#### [PROBLEM REQUIREMENTS]
Show every line of the data that contains the string "this".
=== Section Start ===
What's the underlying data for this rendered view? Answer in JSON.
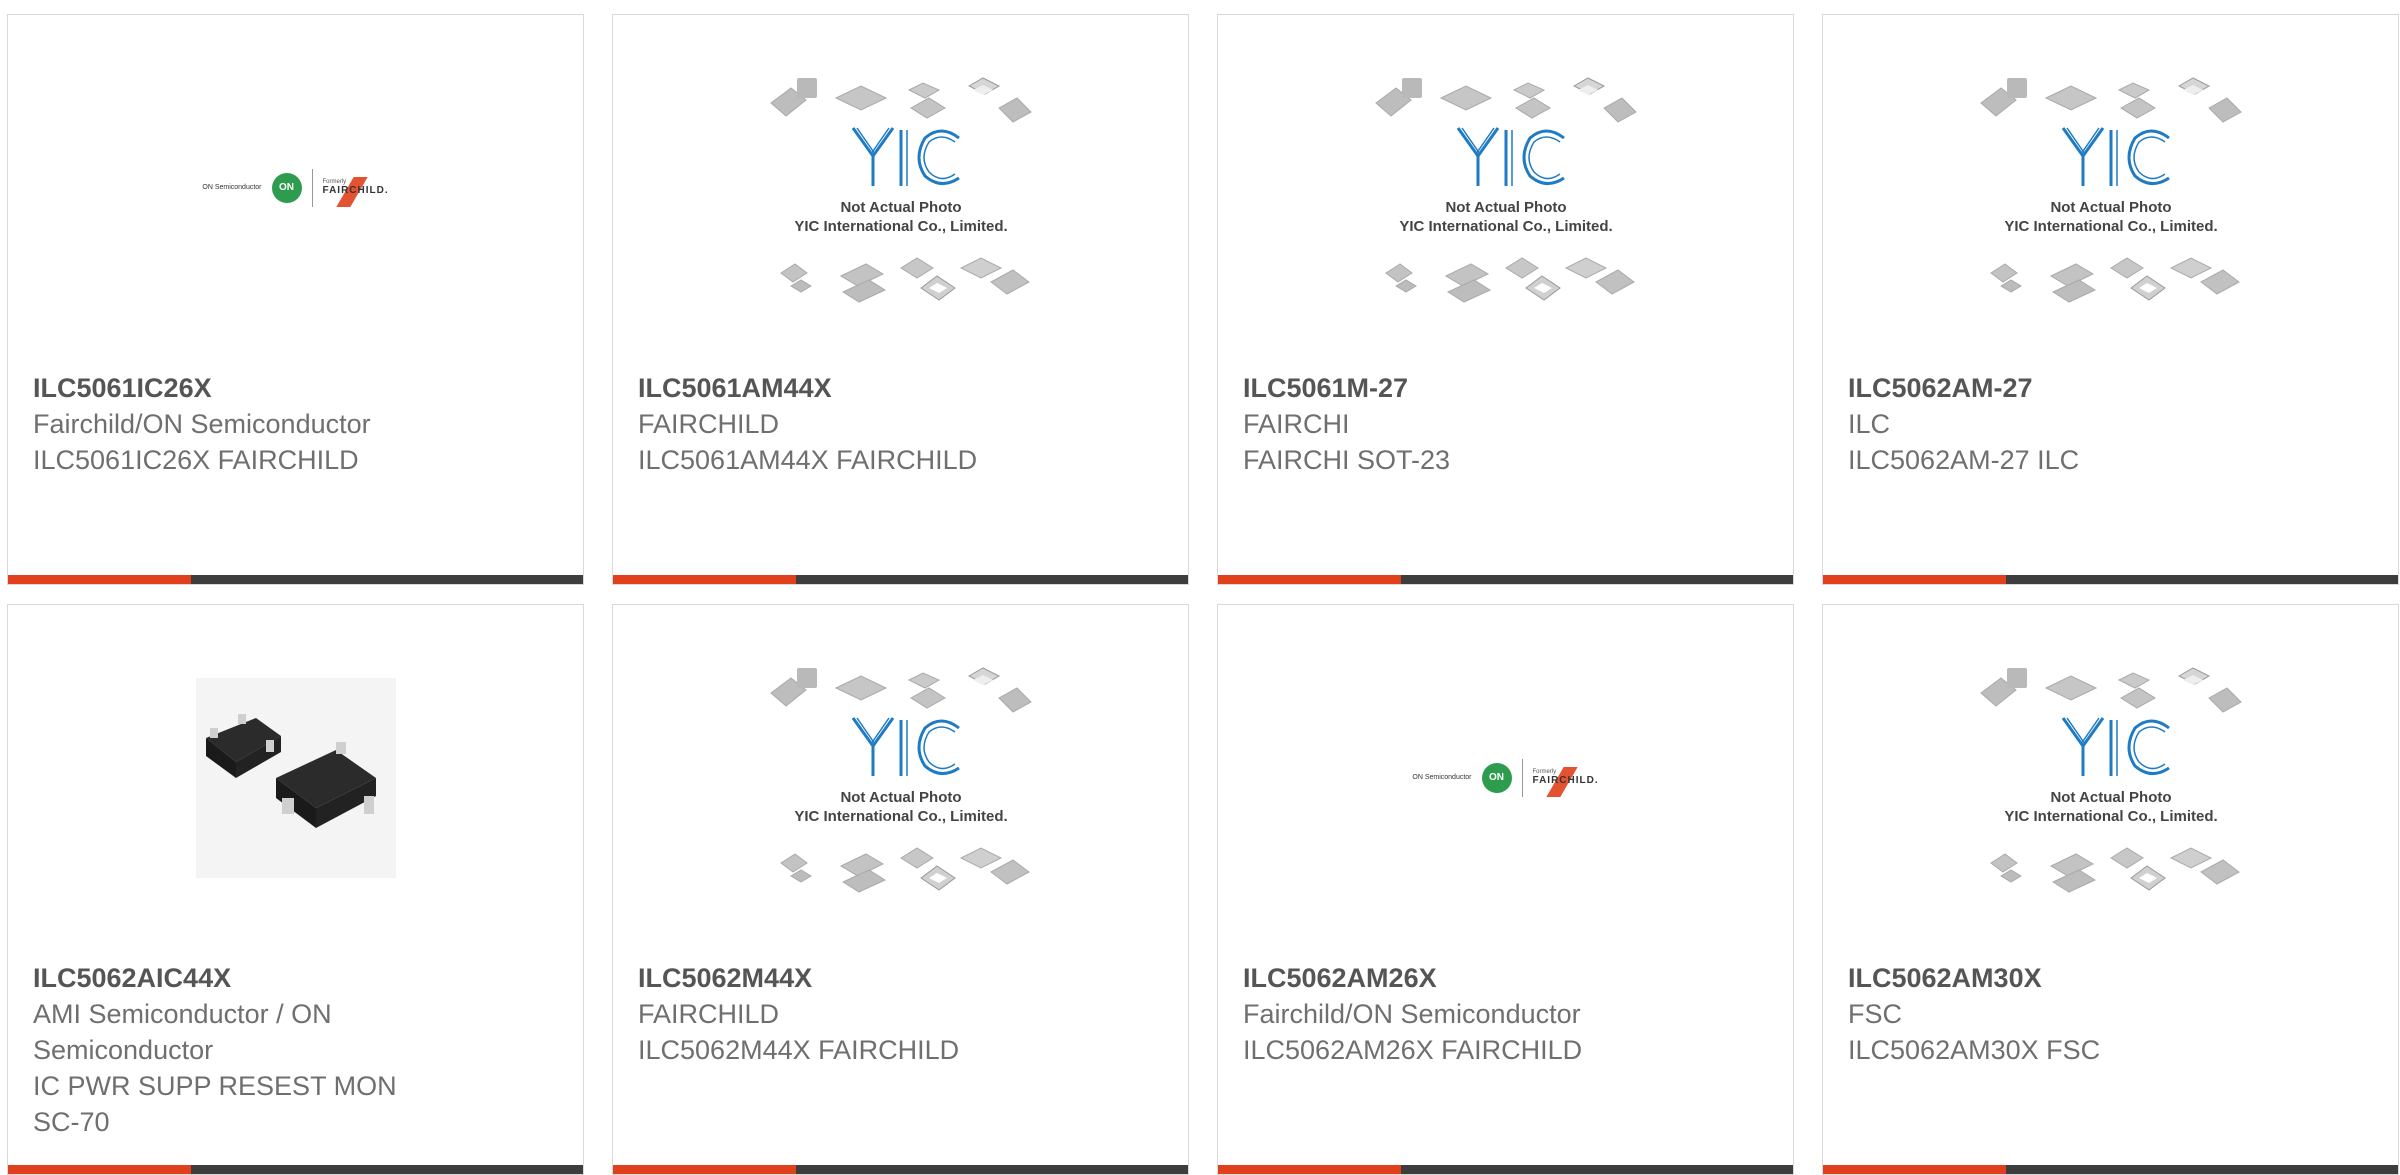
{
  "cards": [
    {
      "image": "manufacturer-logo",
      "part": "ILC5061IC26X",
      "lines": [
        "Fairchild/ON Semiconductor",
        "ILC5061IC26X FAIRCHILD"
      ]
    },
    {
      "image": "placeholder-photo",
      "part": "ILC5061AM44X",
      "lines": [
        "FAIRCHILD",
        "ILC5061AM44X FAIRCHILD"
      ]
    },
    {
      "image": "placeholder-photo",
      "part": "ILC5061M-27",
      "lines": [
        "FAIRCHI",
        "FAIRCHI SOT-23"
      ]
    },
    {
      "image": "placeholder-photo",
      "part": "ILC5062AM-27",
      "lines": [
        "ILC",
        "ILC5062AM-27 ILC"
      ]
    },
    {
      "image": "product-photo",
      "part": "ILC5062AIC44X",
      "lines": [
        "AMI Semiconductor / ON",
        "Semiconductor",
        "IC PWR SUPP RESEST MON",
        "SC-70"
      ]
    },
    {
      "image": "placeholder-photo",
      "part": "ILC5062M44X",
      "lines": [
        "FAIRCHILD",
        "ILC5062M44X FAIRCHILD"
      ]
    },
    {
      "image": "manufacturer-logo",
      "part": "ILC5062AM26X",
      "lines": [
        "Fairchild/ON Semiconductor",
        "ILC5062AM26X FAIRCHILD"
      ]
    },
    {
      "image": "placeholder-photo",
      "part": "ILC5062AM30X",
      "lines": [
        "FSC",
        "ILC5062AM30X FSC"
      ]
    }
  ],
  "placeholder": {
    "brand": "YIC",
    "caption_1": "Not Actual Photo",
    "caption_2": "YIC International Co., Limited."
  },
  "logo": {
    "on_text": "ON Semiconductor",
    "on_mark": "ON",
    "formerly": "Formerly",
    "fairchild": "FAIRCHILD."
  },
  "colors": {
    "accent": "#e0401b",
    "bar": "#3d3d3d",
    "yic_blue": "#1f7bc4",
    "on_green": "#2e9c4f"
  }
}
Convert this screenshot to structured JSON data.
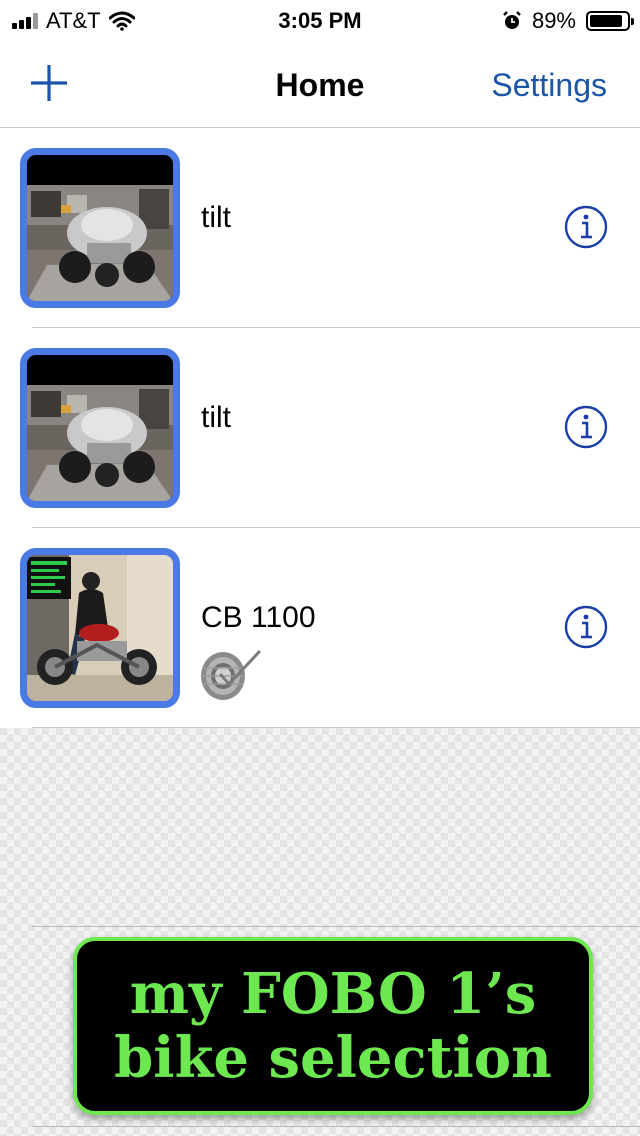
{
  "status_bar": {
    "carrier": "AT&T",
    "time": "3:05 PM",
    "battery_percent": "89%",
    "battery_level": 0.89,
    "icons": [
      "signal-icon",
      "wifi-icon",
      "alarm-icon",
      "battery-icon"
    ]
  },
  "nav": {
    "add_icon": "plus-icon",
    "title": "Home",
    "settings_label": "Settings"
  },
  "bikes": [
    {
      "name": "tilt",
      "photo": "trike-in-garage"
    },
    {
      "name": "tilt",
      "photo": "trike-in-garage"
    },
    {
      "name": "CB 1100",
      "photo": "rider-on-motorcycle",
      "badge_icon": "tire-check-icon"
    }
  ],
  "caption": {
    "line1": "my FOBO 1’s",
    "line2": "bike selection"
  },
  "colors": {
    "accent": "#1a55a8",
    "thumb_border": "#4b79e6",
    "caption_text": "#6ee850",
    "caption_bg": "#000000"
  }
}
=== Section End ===
#### [COMPLETED TASK]
What's the underlying data for this rendered view? Answer in JSON.
Convert this screenshot to structured JSON data.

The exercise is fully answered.